b) From a few hours to a few days after the death, you can organize a special moment in complete privacy. This moment can be done with loved ones while respecting the rules of physical distancing (ex: listening to a special song, reading a poem or other).
c) To end with the funeral ritual, after confinement, according to the wishes of the deceased and his family.
It is important to remember that funeral rituals are used to mark the death of a person, to honor their memory, to bring family and community together and to make sense of the passage from life to death. Funeral rituals during the pandemic are important to prevent those who died during this period from being forgotten and so that those who are grieving receive the attention and the social support they need.

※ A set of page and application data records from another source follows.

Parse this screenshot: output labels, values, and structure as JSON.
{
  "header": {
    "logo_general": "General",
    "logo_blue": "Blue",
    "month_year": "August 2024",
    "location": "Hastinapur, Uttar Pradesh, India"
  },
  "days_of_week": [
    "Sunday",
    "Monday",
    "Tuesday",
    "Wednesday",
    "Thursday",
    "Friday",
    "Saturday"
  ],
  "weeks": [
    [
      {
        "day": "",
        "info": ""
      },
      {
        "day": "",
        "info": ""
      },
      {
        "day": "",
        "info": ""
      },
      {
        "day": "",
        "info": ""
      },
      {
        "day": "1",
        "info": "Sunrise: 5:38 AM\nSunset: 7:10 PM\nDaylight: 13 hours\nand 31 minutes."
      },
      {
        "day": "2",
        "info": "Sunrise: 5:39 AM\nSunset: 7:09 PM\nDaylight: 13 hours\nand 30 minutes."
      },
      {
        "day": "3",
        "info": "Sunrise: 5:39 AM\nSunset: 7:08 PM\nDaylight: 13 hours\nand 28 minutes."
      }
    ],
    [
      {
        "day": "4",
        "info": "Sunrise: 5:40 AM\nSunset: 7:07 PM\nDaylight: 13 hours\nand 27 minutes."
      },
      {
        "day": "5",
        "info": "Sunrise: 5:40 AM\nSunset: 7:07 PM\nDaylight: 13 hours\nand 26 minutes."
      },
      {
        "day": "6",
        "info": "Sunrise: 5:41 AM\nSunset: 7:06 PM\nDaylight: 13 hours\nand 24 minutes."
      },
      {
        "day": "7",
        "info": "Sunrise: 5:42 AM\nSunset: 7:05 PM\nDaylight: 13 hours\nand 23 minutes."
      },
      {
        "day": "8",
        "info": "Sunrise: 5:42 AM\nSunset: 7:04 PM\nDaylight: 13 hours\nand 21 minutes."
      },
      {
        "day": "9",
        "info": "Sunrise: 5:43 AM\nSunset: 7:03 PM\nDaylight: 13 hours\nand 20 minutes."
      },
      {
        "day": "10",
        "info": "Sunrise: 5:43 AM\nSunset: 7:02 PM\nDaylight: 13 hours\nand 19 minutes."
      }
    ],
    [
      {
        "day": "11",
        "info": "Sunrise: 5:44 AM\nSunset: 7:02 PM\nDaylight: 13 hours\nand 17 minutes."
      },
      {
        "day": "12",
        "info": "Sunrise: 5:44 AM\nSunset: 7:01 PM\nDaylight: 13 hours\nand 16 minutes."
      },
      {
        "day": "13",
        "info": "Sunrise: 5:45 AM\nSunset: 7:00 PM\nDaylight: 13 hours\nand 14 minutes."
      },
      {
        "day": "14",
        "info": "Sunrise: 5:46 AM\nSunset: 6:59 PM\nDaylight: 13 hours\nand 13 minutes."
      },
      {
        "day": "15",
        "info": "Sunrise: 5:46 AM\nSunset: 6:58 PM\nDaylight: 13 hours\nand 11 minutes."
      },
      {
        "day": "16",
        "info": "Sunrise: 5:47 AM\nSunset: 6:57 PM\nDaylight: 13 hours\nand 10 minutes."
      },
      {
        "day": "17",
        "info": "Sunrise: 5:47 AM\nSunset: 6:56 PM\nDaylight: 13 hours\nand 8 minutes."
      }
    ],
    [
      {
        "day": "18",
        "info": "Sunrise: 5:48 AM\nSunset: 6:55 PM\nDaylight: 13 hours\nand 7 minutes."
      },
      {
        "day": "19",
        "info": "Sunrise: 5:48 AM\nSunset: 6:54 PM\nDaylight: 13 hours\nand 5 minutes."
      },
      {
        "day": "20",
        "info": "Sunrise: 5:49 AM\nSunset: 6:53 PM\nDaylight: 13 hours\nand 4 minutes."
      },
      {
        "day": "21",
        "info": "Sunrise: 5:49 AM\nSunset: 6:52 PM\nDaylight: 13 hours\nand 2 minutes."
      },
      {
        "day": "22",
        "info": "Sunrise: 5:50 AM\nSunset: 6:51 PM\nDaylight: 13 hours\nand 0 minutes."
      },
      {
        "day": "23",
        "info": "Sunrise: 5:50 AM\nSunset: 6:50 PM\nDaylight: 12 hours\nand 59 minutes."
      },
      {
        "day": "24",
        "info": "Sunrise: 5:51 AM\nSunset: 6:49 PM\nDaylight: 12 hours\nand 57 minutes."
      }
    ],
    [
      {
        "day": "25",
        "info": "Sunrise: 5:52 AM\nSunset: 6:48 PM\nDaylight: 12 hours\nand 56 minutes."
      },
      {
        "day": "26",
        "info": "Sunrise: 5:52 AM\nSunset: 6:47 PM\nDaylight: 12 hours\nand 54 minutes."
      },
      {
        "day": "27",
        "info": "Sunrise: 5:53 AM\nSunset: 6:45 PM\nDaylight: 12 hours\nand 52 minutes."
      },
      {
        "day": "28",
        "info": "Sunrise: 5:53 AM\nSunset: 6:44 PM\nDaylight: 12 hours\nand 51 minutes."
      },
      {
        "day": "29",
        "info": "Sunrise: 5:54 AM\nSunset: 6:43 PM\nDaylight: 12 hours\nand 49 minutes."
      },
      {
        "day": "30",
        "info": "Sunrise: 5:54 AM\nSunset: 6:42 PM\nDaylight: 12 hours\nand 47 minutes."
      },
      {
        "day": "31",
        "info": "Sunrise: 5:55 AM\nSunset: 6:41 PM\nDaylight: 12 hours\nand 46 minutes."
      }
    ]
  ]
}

Here are a few tips to help you and your family recover during this time of grief:
Take care of your physical health
• Eat small amounts frequently

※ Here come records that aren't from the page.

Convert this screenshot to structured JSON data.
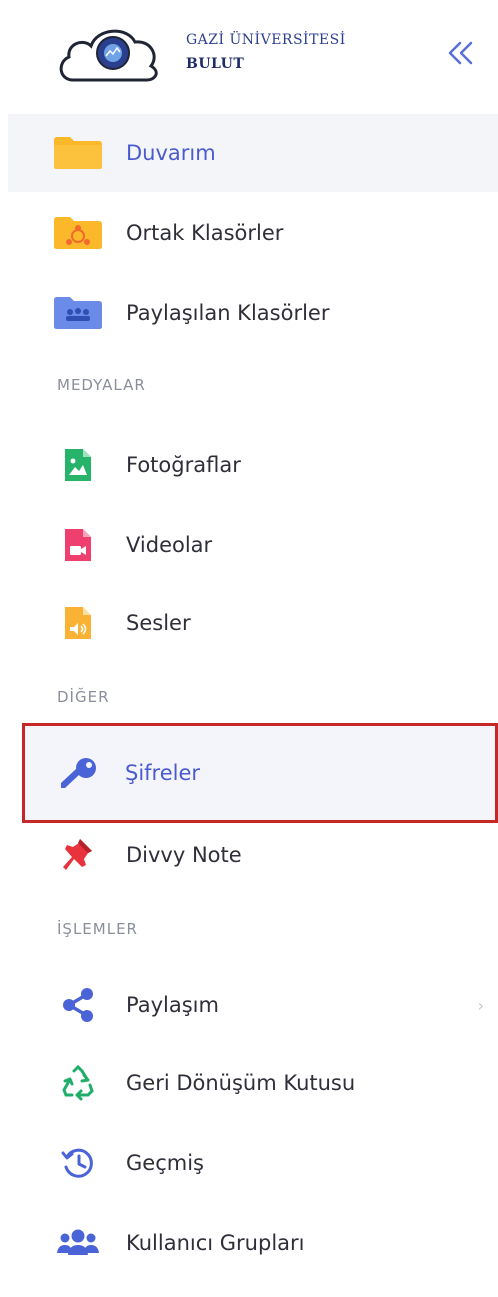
{
  "brand": {
    "line1": "GAZİ ÜNİVERSİTESİ",
    "line2": "BULUT"
  },
  "sections": {
    "medya": "MEDYALAR",
    "diger": "DİĞER",
    "islemler": "İŞLEMLER"
  },
  "items": {
    "duvarim": {
      "label": "Duvarım",
      "icon": "folder-icon"
    },
    "ortak": {
      "label": "Ortak Klasörler",
      "icon": "shared-folder-icon"
    },
    "paylasilan": {
      "label": "Paylaşılan Klasörler",
      "icon": "group-folder-icon"
    },
    "foto": {
      "label": "Fotoğraflar",
      "icon": "image-file-icon"
    },
    "video": {
      "label": "Videolar",
      "icon": "video-file-icon"
    },
    "ses": {
      "label": "Sesler",
      "icon": "audio-file-icon"
    },
    "sifreler": {
      "label": "Şifreler",
      "icon": "key-icon"
    },
    "divvy": {
      "label": "Divvy Note",
      "icon": "pin-icon"
    },
    "paylasim": {
      "label": "Paylaşım",
      "icon": "share-icon"
    },
    "geri": {
      "label": "Geri Dönüşüm Kutusu",
      "icon": "recycle-icon"
    },
    "gecmis": {
      "label": "Geçmiş",
      "icon": "history-icon"
    },
    "gruplar": {
      "label": "Kullanıcı Grupları",
      "icon": "users-icon"
    }
  },
  "colors": {
    "accent": "#4a5bcf",
    "highlight_border": "#c62828",
    "section": "#8b8f9c"
  }
}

• Drink a hot drink
• Take a hot bath
• Go take a short walk
Take care of your emotional heath
• Grief is an important step in the healing process
• Go at your own pace
• Stay alert to your feelings
• Contact a family member or someone you trust. Its normal to need to talk about it regularly.
Take care of your social well-being
• By phone call
• By social networks
• By letter
In initiating the first contact, you will probably be surprised to hear the joy in the voice of your loved ones who do not know how to contact you during this time of mourning.
Despite the means used to overcome the situation, you may still need professional services. Here are some possible alarm signals.
• I experience significant and persistent disturbances related to appetite and sleep.
• I have difficulty functioning (family, work, leisure).
• I feel a marked decline in my interest in things I used to love.
• I can’t concentrate or make a decision.
• I feel intense suffering that lasts, or on the contrary, I act as if nothing has happened and I do not feel any emotions.
• I feel overwhelmed by the event to the point of thinking about suicide or hurting another person.
• I isolate myself from my loved ones.
• My use of alcohol, drugs, medication or other substances has increased.
Also watch for signs of fatigue and exhaustion and seek help if needed. You are not alone in this situation. Do not hesitate to ask for help.
Addiction services Mental Health and Child/Youth Team
506-547-2086 - Bathurst 506-547-2110 - Bathurst
506-394-3615 - Tracadie 506-726-2030 - Tracadie
Support group offered by Guylaine Morissette Hachey, ceritified bereavement support group facilitator.
Fall sessions available from September to November. Sessions to be held in the Elhatton's Funeral Home Chapel.
For more information please contact Guylaine at 543-6980 or by e-mail at firstname.lastname@example.org
Click an obituary for more details and to send condolences.